    Have you seen God is not Dead yet? Seriously, that movie is so well done once you get past that first 10 minutes or so.

    Kevin Sorbo is really doing God's work in these movies. I was surprised how much I liked Dean Cain's role in this movie too. If you haven't seen it yet, it is on Netflix streaming and would be well worth the viewing for a church gathering.

    The scene where Cain talks to his dementia suffering mom will send chills up and down your spine it is so realistic.

    1. Yes I saw it. There were some parts that were very well done. There were some other parts that were fairly weak. Overall it was a good film.

      I agree their movies tend to start off a little lame but improve as you get into them. Which is too bad because every part of a movie should make you want to watch the next part as you get drawn into the story.

  3. I realize my post is more of a reaction than a review. That said, there are lots of places out there where you can get a good synopsis of the movie.

    My main gripe is that for hundreds of years the best, art music and science was produced by Christians, largely for Christians. The quality of the painting on the Sistine Chapel was artistically excellent. The music written by Bach, Handel etc certainly didn't suffer any because it was Christian in theme, intent or audience.

    You might not like paintings or classical music, but you can't argue that the quality was poor because it was done by Christians. The best scientific and most ground breaking minds were largely Christian. No serious student of science attacks Bacon, Ockham, Copernicus, Newton's etc work because of their faith. Because they all did good work.

    I want to see artistically good work when I see a film. I'm not into "art house" stuff. I'm talking about good stories, well told using film as an artistic media.

    I'm willing to make allowances for the fact that many Christians might not get as much industry experience and that a lack of experience may play a role in the initial quality of the work. BUT the quality of the film making should improve as they do more projects. This is the Kendrick's third feature film and I can't say the quality of the work product is making much progress.

    The quality of the marketing and add on products is phenomenal. They have ready made bible study class materials that tie into the movie already out and available. That part was clearly thought out ahead of time. Too bad they didn't put as much effort into telling the story.


    He has similar breakdowns of Courageous, and Moms night out.

    1. You're 100% on target with what you said in that first comment. Part of me knows this stuff goes on but another part tries to avoid engaging the subject. We've gone so far that even the so called church is pushing Satan's narrative.

  5. What's worse, I think: When I watched the movies I noticed some of these things in passing. But they didn't stick in my mind. I would have bought it if hadn't been pointed out to me afterward. These movies were bragged up in my church.

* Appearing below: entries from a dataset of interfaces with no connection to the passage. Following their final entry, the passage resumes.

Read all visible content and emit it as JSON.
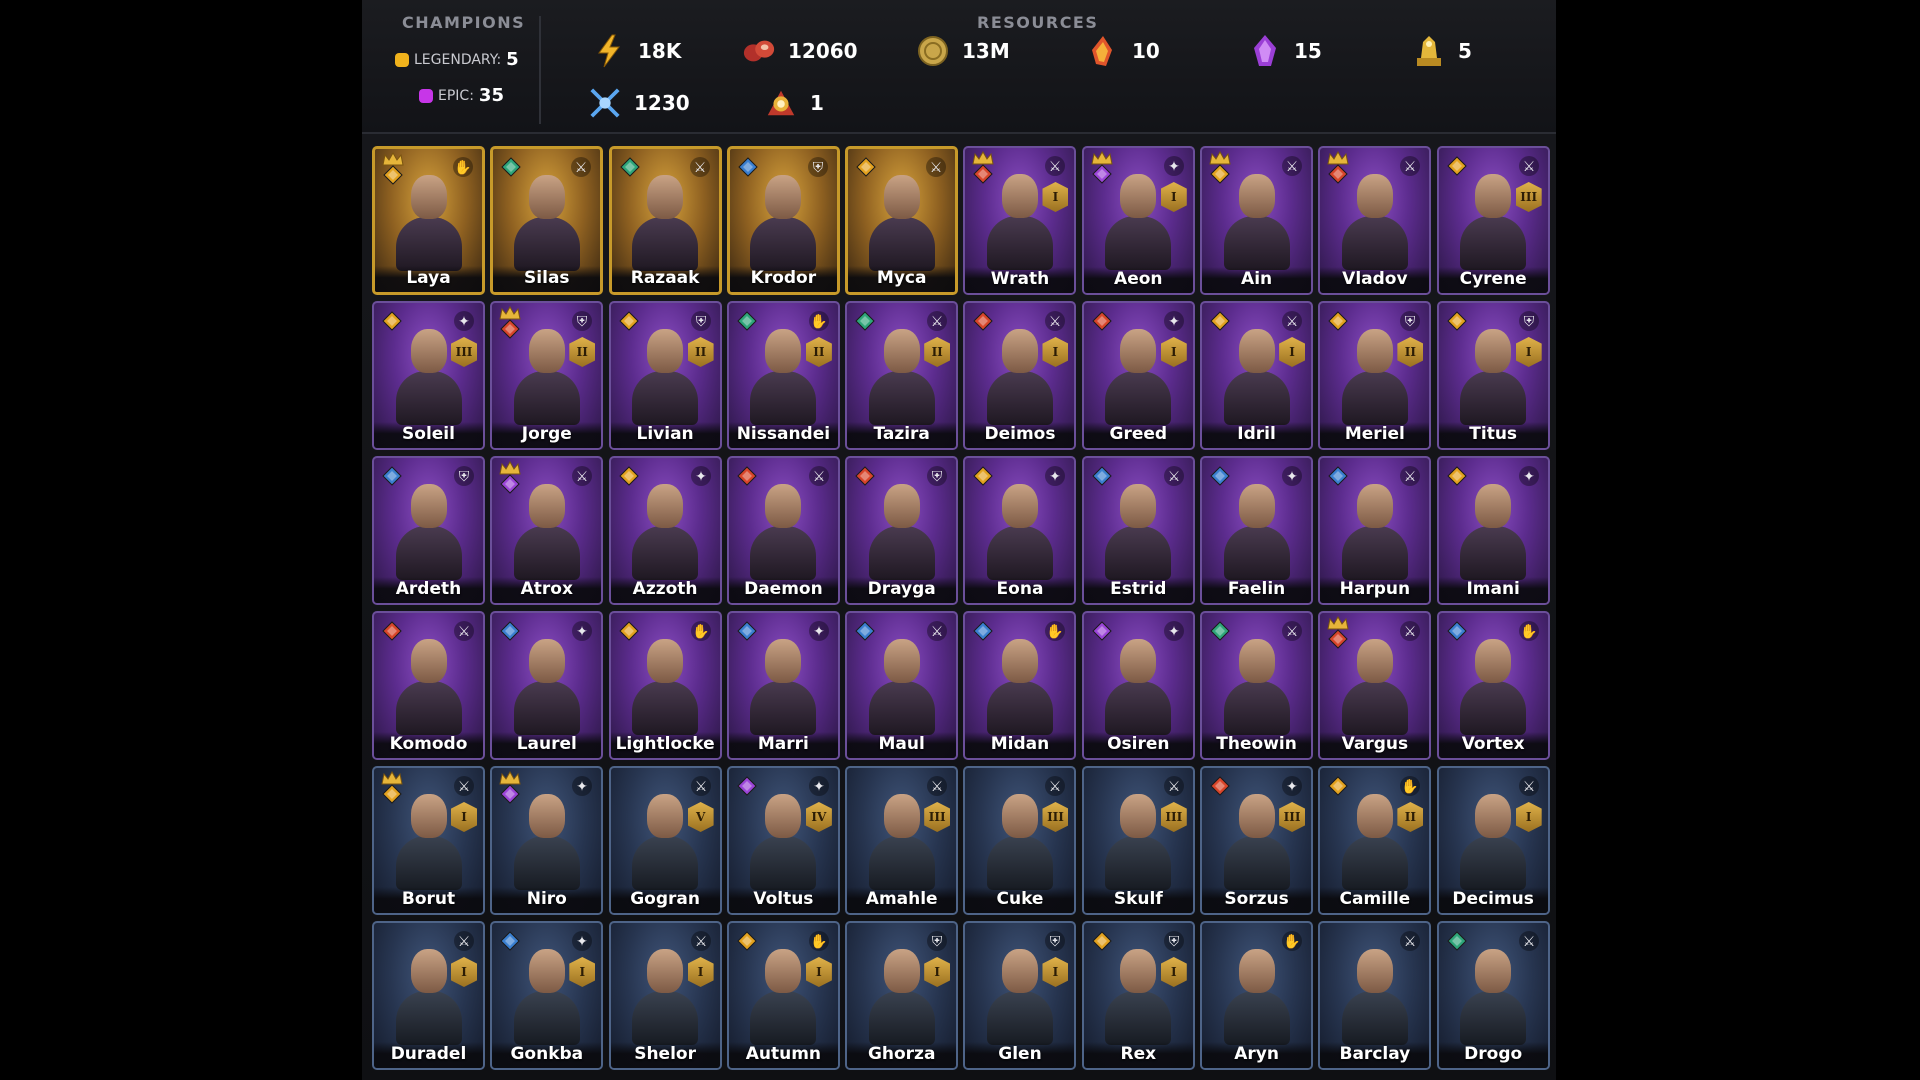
{
  "header": {
    "champions_title": "CHAMPIONS",
    "resources_title": "RESOURCES",
    "rarities": [
      {
        "label": "LEGENDARY:",
        "count": "5",
        "color": "#f0b21c"
      },
      {
        "label": "EPIC:",
        "count": "35",
        "color": "#c736e8"
      }
    ],
    "resources": [
      {
        "icon": "energy-icon",
        "value": "18K"
      },
      {
        "icon": "meat-icon",
        "value": "12060"
      },
      {
        "icon": "coin-icon",
        "value": "13M"
      },
      {
        "icon": "flame-crystal-icon",
        "value": "10"
      },
      {
        "icon": "purple-crystal-icon",
        "value": "15"
      },
      {
        "icon": "gold-statue-icon",
        "value": "5"
      },
      {
        "icon": "crossed-swords-icon",
        "value": "1230"
      },
      {
        "icon": "medal-badge-icon",
        "value": "1"
      }
    ]
  },
  "champions": [
    {
      "name": "Laya",
      "rarity": "legendary",
      "affinity": "gold",
      "role": "support",
      "crown": true,
      "rank": ""
    },
    {
      "name": "Silas",
      "rarity": "legendary",
      "affinity": "green",
      "role": "attack",
      "crown": false,
      "rank": ""
    },
    {
      "name": "Razaak",
      "rarity": "legendary",
      "affinity": "green",
      "role": "attack",
      "crown": false,
      "rank": ""
    },
    {
      "name": "Krodor",
      "rarity": "legendary",
      "affinity": "blue",
      "role": "defense",
      "crown": false,
      "rank": ""
    },
    {
      "name": "Myca",
      "rarity": "legendary",
      "affinity": "gold",
      "role": "attack",
      "crown": false,
      "rank": ""
    },
    {
      "name": "Wrath",
      "rarity": "epic",
      "affinity": "red",
      "role": "hp",
      "crown": true,
      "rank": "I"
    },
    {
      "name": "Aeon",
      "rarity": "epic",
      "affinity": "purple",
      "role": "magic",
      "crown": true,
      "rank": "I"
    },
    {
      "name": "Ain",
      "rarity": "epic",
      "affinity": "gold",
      "role": "hp",
      "crown": true,
      "rank": ""
    },
    {
      "name": "Vladov",
      "rarity": "epic",
      "affinity": "red",
      "role": "hp",
      "crown": true,
      "rank": ""
    },
    {
      "name": "Cyrene",
      "rarity": "epic",
      "affinity": "gold",
      "role": "hp",
      "crown": false,
      "rank": "III"
    },
    {
      "name": "Soleil",
      "rarity": "epic",
      "affinity": "gold",
      "role": "magic",
      "crown": false,
      "rank": "III"
    },
    {
      "name": "Jorge",
      "rarity": "epic",
      "affinity": "red",
      "role": "defense",
      "crown": true,
      "rank": "II"
    },
    {
      "name": "Livian",
      "rarity": "epic",
      "affinity": "gold",
      "role": "defense",
      "crown": false,
      "rank": "II"
    },
    {
      "name": "Nissandei",
      "rarity": "epic",
      "affinity": "green",
      "role": "support",
      "crown": false,
      "rank": "II"
    },
    {
      "name": "Tazira",
      "rarity": "epic",
      "affinity": "green",
      "role": "attack",
      "crown": false,
      "rank": "II"
    },
    {
      "name": "Deimos",
      "rarity": "epic",
      "affinity": "red",
      "role": "hp",
      "crown": false,
      "rank": "I"
    },
    {
      "name": "Greed",
      "rarity": "epic",
      "affinity": "red",
      "role": "magic",
      "crown": false,
      "rank": "I"
    },
    {
      "name": "Idril",
      "rarity": "epic",
      "affinity": "gold",
      "role": "attack",
      "crown": false,
      "rank": "I"
    },
    {
      "name": "Meriel",
      "rarity": "epic",
      "affinity": "gold",
      "role": "defense",
      "crown": false,
      "rank": "II"
    },
    {
      "name": "Titus",
      "rarity": "epic",
      "affinity": "gold",
      "role": "defense",
      "crown": false,
      "rank": "I"
    },
    {
      "name": "Ardeth",
      "rarity": "epic",
      "affinity": "blue",
      "role": "defense",
      "crown": false,
      "rank": ""
    },
    {
      "name": "Atrox",
      "rarity": "epic",
      "affinity": "purple",
      "role": "hp",
      "crown": true,
      "rank": ""
    },
    {
      "name": "Azzoth",
      "rarity": "epic",
      "affinity": "gold",
      "role": "magic",
      "crown": false,
      "rank": ""
    },
    {
      "name": "Daemon",
      "rarity": "epic",
      "affinity": "red",
      "role": "hp",
      "crown": false,
      "rank": ""
    },
    {
      "name": "Drayga",
      "rarity": "epic",
      "affinity": "red",
      "role": "defense",
      "crown": false,
      "rank": ""
    },
    {
      "name": "Eona",
      "rarity": "epic",
      "affinity": "gold",
      "role": "magic",
      "crown": false,
      "rank": ""
    },
    {
      "name": "Estrid",
      "rarity": "epic",
      "affinity": "blue",
      "role": "hp",
      "crown": false,
      "rank": ""
    },
    {
      "name": "Faelin",
      "rarity": "epic",
      "affinity": "blue",
      "role": "magic",
      "crown": false,
      "rank": ""
    },
    {
      "name": "Harpun",
      "rarity": "epic",
      "affinity": "blue",
      "role": "attack",
      "crown": false,
      "rank": ""
    },
    {
      "name": "Imani",
      "rarity": "epic",
      "affinity": "gold",
      "role": "magic",
      "crown": false,
      "rank": ""
    },
    {
      "name": "Komodo",
      "rarity": "epic",
      "affinity": "red",
      "role": "hp",
      "crown": false,
      "rank": ""
    },
    {
      "name": "Laurel",
      "rarity": "epic",
      "affinity": "blue",
      "role": "magic",
      "crown": false,
      "rank": ""
    },
    {
      "name": "Lightlocke",
      "rarity": "epic",
      "affinity": "gold",
      "role": "support",
      "crown": false,
      "rank": ""
    },
    {
      "name": "Marri",
      "rarity": "epic",
      "affinity": "blue",
      "role": "magic",
      "crown": false,
      "rank": ""
    },
    {
      "name": "Maul",
      "rarity": "epic",
      "affinity": "blue",
      "role": "attack",
      "crown": false,
      "rank": ""
    },
    {
      "name": "Midan",
      "rarity": "epic",
      "affinity": "blue",
      "role": "support",
      "crown": false,
      "rank": ""
    },
    {
      "name": "Osiren",
      "rarity": "epic",
      "affinity": "purple",
      "role": "magic",
      "crown": false,
      "rank": ""
    },
    {
      "name": "Theowin",
      "rarity": "epic",
      "affinity": "green",
      "role": "attack",
      "crown": false,
      "rank": ""
    },
    {
      "name": "Vargus",
      "rarity": "epic",
      "affinity": "red",
      "role": "attack",
      "crown": true,
      "rank": ""
    },
    {
      "name": "Vortex",
      "rarity": "epic",
      "affinity": "blue",
      "role": "support",
      "crown": false,
      "rank": ""
    },
    {
      "name": "Borut",
      "rarity": "rare",
      "affinity": "gold",
      "role": "hp",
      "crown": true,
      "rank": "I"
    },
    {
      "name": "Niro",
      "rarity": "rare",
      "affinity": "purple",
      "role": "magic",
      "crown": true,
      "rank": ""
    },
    {
      "name": "Gogran",
      "rarity": "rare",
      "affinity": "",
      "role": "hp",
      "crown": false,
      "rank": "V"
    },
    {
      "name": "Voltus",
      "rarity": "rare",
      "affinity": "purple",
      "role": "magic",
      "crown": false,
      "rank": "IV"
    },
    {
      "name": "Amahle",
      "rarity": "rare",
      "affinity": "",
      "role": "attack",
      "crown": false,
      "rank": "III"
    },
    {
      "name": "Cuke",
      "rarity": "rare",
      "affinity": "",
      "role": "attack",
      "crown": false,
      "rank": "III"
    },
    {
      "name": "Skulf",
      "rarity": "rare",
      "affinity": "",
      "role": "hp",
      "crown": false,
      "rank": "III"
    },
    {
      "name": "Sorzus",
      "rarity": "rare",
      "affinity": "red",
      "role": "magic",
      "crown": false,
      "rank": "III"
    },
    {
      "name": "Camille",
      "rarity": "rare",
      "affinity": "gold",
      "role": "support",
      "crown": false,
      "rank": "II"
    },
    {
      "name": "Decimus",
      "rarity": "rare",
      "affinity": "",
      "role": "hp",
      "crown": false,
      "rank": "I"
    },
    {
      "name": "Duradel",
      "rarity": "rare",
      "affinity": "",
      "role": "hp",
      "crown": false,
      "rank": "I"
    },
    {
      "name": "Gonkba",
      "rarity": "rare",
      "affinity": "blue",
      "role": "magic",
      "crown": false,
      "rank": "I"
    },
    {
      "name": "Shelor",
      "rarity": "rare",
      "affinity": "",
      "role": "hp",
      "crown": false,
      "rank": "I"
    },
    {
      "name": "Autumn",
      "rarity": "rare",
      "affinity": "gold",
      "role": "support",
      "crown": false,
      "rank": "I"
    },
    {
      "name": "Ghorza",
      "rarity": "rare",
      "affinity": "",
      "role": "defense",
      "crown": false,
      "rank": "I"
    },
    {
      "name": "Glen",
      "rarity": "rare",
      "affinity": "",
      "role": "defense",
      "crown": false,
      "rank": "I"
    },
    {
      "name": "Rex",
      "rarity": "rare",
      "affinity": "gold",
      "role": "defense",
      "crown": false,
      "rank": "I"
    },
    {
      "name": "Aryn",
      "rarity": "rare",
      "affinity": "",
      "role": "support",
      "crown": false,
      "rank": ""
    },
    {
      "name": "Barclay",
      "rarity": "rare",
      "affinity": "",
      "role": "hp",
      "crown": false,
      "rank": ""
    },
    {
      "name": "Drogo",
      "rarity": "rare",
      "affinity": "green",
      "role": "attack",
      "crown": false,
      "rank": ""
    }
  ],
  "colors": {
    "affinity_gold": "#e3a21f",
    "affinity_green": "#2ea67a",
    "affinity_blue": "#3a7fd0",
    "affinity_red": "#d8452a",
    "affinity_purple": "#9b45d8"
  }
}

    The lesson of Fireproof: Men must submit to their wives, and a good way to make it happen is threaten divorce. Rationalize it because of his sin, ignore hers.

    The lesson of Courageous: No matter how good a father he is, he isn't good enough. He should listen to his wife, she knows better. He is totally responsible for the outcome, but has no real authority to make it happen. But if he will just sacrifice a little more....

    The lesson of Moms night out: Father's are incompetent boobs. Moms are super badass important. Bad boy bikers are really interesting. Somehow this is funny.

    Or, simpler, Husband=bad, Wife=good.

  6. The church is so culturally compromised that we don't even recognize that "Christian entertainment" is advancing the same narrative as the world, just at a different pace and with less dazzle.

  7. Eh, yet another Christian Ghetto piece. Made by Christians for Christians. At least it's doing well at the box office.

    You want to see a culture-changing movie, watch Knocked Up (caution, it earned it's rating the hard way, on it's back)